Settling property disputes in Washington State
When fences get in the way
on December 8, 2020
Updated on March 22, 2022
Good fences don’t always make for good neighbors. Just ask attorney Mary C. Anderson, who sees plenty of people who’ve become embroiled in backyard boundary disputes over fencing.
“It’s always the same issue: that your fence has encroached on my property,” says Anderson, who practices real estate—“pro- pro- pro-consumer”—as well as civil rights and personal injury law at Guidance to Justice Law Firm in Bothell, Washington. “We get calls that, hey, my neighbor put a fence up and I believe this person has encroached on our property. What can we do about that? Or: We got a survey done, and it appears this fence is located on my property. What can we do?”
Anderson says people get understandably emotional when it comes to protecting their property.
“Everyone does,” she says. “In their minds, they’re thinking, who’s this person encroaching on my property when I’m paying the property taxes on it?”
In Washington state, a doctrine called Adverse Possession clarifies who owns a piece of disputed property. It has several elements.
Open (and Notorious)
First, the claimant’s use of an area of property—whether fenced or not—must be “open and notorious.” “You have to send a message to the world that you’re claiming this property as your own,” Anderson says. “You begin to occupy a portion of your neighbor’s property, and you continue to mow it, and maybe you plant evergreen trees in that area, and your neighbor says nothing for 10 years. Nor do you ask permission from your neighbor to plant those evergreen trees. You are sending a message to your neighbor and the world that this area is mine.”

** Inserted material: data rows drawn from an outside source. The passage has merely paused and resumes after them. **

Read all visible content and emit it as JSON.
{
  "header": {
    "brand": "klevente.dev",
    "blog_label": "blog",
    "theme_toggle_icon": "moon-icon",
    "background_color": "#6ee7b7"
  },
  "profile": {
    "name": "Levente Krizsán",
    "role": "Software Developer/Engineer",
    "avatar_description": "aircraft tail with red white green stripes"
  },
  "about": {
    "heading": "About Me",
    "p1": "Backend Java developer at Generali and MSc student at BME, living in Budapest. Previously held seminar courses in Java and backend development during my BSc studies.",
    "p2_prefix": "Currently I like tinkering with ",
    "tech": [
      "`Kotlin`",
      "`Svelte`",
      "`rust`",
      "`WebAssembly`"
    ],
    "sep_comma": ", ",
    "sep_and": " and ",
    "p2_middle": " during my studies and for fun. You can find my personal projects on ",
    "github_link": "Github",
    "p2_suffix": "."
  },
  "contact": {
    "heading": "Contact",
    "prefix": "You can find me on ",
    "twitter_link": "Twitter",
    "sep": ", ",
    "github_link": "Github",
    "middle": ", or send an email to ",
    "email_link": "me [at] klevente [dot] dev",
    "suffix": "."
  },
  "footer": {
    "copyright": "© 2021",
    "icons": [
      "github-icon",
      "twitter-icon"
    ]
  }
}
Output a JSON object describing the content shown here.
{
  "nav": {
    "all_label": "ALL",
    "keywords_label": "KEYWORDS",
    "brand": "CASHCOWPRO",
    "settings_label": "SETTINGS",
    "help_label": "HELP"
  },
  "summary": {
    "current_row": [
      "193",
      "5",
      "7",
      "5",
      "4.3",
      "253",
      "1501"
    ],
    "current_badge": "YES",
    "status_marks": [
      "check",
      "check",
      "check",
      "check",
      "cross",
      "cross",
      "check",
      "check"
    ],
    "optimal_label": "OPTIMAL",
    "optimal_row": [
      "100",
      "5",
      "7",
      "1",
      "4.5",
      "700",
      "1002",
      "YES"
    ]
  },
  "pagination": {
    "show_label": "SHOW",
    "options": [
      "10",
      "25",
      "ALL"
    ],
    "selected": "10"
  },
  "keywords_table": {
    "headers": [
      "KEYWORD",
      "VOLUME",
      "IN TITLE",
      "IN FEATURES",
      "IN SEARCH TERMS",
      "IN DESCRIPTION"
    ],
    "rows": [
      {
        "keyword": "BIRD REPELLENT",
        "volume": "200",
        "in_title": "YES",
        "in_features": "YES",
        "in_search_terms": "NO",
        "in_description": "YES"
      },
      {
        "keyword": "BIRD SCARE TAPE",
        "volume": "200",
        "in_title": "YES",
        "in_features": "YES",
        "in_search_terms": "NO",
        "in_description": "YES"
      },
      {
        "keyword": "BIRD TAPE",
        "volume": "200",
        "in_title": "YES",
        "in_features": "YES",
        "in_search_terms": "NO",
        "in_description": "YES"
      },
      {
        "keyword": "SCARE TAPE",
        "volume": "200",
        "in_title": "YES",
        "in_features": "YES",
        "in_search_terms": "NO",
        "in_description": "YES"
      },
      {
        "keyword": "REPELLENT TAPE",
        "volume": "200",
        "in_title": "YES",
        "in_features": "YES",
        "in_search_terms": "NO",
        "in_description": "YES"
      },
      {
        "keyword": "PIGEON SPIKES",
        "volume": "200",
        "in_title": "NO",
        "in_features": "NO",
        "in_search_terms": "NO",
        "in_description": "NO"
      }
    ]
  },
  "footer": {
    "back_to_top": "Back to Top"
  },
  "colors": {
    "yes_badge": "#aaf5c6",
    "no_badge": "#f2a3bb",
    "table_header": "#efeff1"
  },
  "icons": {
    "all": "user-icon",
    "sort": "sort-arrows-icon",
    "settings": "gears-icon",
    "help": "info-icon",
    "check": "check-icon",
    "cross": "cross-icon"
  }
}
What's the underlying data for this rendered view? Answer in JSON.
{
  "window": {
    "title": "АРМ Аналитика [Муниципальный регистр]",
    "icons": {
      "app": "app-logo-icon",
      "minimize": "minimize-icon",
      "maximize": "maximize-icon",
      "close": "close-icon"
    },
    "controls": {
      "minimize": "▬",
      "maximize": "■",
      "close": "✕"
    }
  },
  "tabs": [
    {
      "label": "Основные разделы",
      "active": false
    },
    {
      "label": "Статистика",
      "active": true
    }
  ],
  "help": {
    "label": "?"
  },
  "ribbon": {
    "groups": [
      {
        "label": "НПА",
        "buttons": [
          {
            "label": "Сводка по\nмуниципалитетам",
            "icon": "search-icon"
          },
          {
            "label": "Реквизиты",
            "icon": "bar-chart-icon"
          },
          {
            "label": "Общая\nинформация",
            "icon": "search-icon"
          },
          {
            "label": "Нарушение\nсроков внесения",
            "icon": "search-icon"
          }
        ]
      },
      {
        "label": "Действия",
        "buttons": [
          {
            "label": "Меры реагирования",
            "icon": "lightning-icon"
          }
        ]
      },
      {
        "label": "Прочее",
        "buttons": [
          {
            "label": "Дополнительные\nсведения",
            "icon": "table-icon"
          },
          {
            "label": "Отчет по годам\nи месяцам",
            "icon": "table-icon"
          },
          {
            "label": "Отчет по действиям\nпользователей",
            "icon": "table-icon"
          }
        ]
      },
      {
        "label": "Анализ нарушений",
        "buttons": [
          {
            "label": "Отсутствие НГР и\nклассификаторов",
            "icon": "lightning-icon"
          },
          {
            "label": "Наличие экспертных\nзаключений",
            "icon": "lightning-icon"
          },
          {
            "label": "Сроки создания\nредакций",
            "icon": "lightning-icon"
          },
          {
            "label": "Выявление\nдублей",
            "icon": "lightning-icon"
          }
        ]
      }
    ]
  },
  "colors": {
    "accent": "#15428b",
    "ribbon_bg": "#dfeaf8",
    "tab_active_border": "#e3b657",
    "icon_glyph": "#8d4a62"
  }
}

The original property owner has 10 years to object to their neighbor’s use of that property. If the adverse possessor refuses to remove trees, fence, etc. that have been added without permission, the original owner has the right to remove them. “This neighbor knows it’s her property and she can’t let this neighbor continually use her property without objecting to it,” Anderson says. “She has 10 years.”
After that, according to Washington law, the original owners—or anyone they might have sold their home to after the 10-year period—no longer owns that land.
The second element simply means the neighbor using a piece of land originally owned by another neighbor did not specifically ask to do so.
“It doesn’t mean you have to be mean and have animosity with your neighbors; it just basically means without permission,” Anderson explains.
This refers to the fact that you have used the disputed area continuously for 10 years. Anderson gives an example of when this would not be met: “Let’s say you have a piece of property and you are attempting to adversely possess a strip of land, and you go away for five years and don’t really maintain that area, and then you come back and start maintaining that area. Well, guess what? You haven’t continuously used it for 10 years, so now the clock restarts.”
The land must be used only by the adverse possessor, not the original owner, for 10 years, per property law.
When to Consult an Attorney
The best advice, Anderson says, is to always have a survey done before you buy property so that you know exactly where your property boundaries are. But if you haven’t done that and find yourself in a dispute over land, it’s time to get a survey.
And she strongly recommends trying to keep things out of Washington court, especially since property line disputes are handled in superior court, not the less expensive venue of small-claims court.
“It’s going to cost you a lot of money, headache, time and energy, which you should want to avoid because there’s a statute here in Washington state: The prevailing party on an adverse possession property dispute claim would be awarded attorneys’ fees,” Anderson advises. “So you want to be careful in bringing these types of cases into court.”
It’s time to see a lawyer, she says, “if the communication between you and a neighbor has broken down and there’s no other option but to enlist an attorney to be a mediator to see if we can resolve this without court intervention.”
If you find yourself in this situation, it’s a good idea to consult an experienced attorney. Look for one who represents consumers.
But the best option, Anderson says, is to have a conversation with your neighbor.
“Hopefully they can work it out, and I know it’s hard,” says Anderson. “A lot of these property disputes are based on principle, because these neighbors are just so fed up with each other. So they’re paying out all this money when it may be beneficial to both parties just to sit back and relax and see if we can have a calm discussion.”
For more information, see our real estate law overview.